[Input data]

▬▬▬

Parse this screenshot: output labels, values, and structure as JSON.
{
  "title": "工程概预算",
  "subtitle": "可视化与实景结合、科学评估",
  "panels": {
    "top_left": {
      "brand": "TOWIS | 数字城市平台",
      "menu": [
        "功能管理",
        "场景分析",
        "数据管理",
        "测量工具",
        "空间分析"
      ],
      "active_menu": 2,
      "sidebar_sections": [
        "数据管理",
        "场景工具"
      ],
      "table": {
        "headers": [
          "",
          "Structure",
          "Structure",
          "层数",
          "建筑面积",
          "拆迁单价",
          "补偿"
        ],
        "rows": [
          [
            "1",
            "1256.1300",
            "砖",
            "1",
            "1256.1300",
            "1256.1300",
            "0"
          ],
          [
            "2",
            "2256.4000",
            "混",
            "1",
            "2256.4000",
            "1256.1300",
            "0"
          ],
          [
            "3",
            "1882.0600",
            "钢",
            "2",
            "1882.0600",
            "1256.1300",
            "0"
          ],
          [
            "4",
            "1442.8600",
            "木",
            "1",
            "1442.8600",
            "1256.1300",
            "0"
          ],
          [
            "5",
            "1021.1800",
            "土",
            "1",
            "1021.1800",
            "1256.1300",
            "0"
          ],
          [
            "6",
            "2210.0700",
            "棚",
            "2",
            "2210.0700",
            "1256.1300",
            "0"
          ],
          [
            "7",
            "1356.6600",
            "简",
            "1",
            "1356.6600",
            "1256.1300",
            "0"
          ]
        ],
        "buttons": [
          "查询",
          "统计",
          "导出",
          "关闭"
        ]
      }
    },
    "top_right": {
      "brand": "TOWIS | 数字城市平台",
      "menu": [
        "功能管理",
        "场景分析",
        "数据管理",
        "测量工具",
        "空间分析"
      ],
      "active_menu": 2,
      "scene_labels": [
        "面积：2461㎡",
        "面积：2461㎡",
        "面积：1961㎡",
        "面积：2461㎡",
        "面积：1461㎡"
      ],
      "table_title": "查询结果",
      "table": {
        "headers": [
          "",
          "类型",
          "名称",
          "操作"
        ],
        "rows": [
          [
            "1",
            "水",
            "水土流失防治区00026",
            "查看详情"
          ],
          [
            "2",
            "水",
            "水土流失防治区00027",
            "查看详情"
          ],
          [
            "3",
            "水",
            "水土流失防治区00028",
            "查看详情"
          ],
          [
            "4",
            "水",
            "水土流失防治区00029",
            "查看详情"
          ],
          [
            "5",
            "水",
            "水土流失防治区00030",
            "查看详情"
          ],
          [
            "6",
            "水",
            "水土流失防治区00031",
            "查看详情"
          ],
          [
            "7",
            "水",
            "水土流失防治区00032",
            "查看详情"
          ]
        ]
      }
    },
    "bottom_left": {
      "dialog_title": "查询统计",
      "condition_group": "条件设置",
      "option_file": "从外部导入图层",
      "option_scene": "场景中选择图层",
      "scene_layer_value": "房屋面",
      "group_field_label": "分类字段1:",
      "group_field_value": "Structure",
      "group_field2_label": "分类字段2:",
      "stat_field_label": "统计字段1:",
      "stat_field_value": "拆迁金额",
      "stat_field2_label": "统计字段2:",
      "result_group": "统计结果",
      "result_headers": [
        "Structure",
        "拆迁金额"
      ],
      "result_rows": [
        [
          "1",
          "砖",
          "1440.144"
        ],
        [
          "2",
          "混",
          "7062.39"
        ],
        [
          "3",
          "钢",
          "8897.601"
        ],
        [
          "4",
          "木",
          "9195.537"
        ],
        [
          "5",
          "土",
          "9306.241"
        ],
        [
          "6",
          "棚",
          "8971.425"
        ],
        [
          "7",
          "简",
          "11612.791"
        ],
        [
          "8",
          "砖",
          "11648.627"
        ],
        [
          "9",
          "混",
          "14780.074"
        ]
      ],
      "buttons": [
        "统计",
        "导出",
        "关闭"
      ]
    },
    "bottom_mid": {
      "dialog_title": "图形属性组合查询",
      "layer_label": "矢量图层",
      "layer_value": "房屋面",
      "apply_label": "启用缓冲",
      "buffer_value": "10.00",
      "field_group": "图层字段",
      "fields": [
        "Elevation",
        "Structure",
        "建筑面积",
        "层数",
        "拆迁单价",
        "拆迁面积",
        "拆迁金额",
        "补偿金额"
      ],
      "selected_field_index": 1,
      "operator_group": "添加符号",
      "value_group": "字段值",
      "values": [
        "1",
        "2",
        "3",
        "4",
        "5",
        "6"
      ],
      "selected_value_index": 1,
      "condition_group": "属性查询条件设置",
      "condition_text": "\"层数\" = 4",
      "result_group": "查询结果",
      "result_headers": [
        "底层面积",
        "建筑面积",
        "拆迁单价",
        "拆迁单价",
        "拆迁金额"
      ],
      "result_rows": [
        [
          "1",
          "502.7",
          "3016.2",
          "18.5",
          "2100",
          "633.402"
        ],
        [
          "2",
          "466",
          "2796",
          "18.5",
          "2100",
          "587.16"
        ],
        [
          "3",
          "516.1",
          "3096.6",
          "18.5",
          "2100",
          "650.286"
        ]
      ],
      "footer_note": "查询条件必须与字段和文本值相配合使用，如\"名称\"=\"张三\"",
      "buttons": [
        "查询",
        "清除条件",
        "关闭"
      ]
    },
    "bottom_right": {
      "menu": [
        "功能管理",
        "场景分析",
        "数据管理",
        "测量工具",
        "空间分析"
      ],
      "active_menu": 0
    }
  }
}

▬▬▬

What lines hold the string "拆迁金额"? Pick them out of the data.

      "stat_field_value": "拆迁金额",
        "拆迁金额"
        "拆迁金额",
        "拆迁金额"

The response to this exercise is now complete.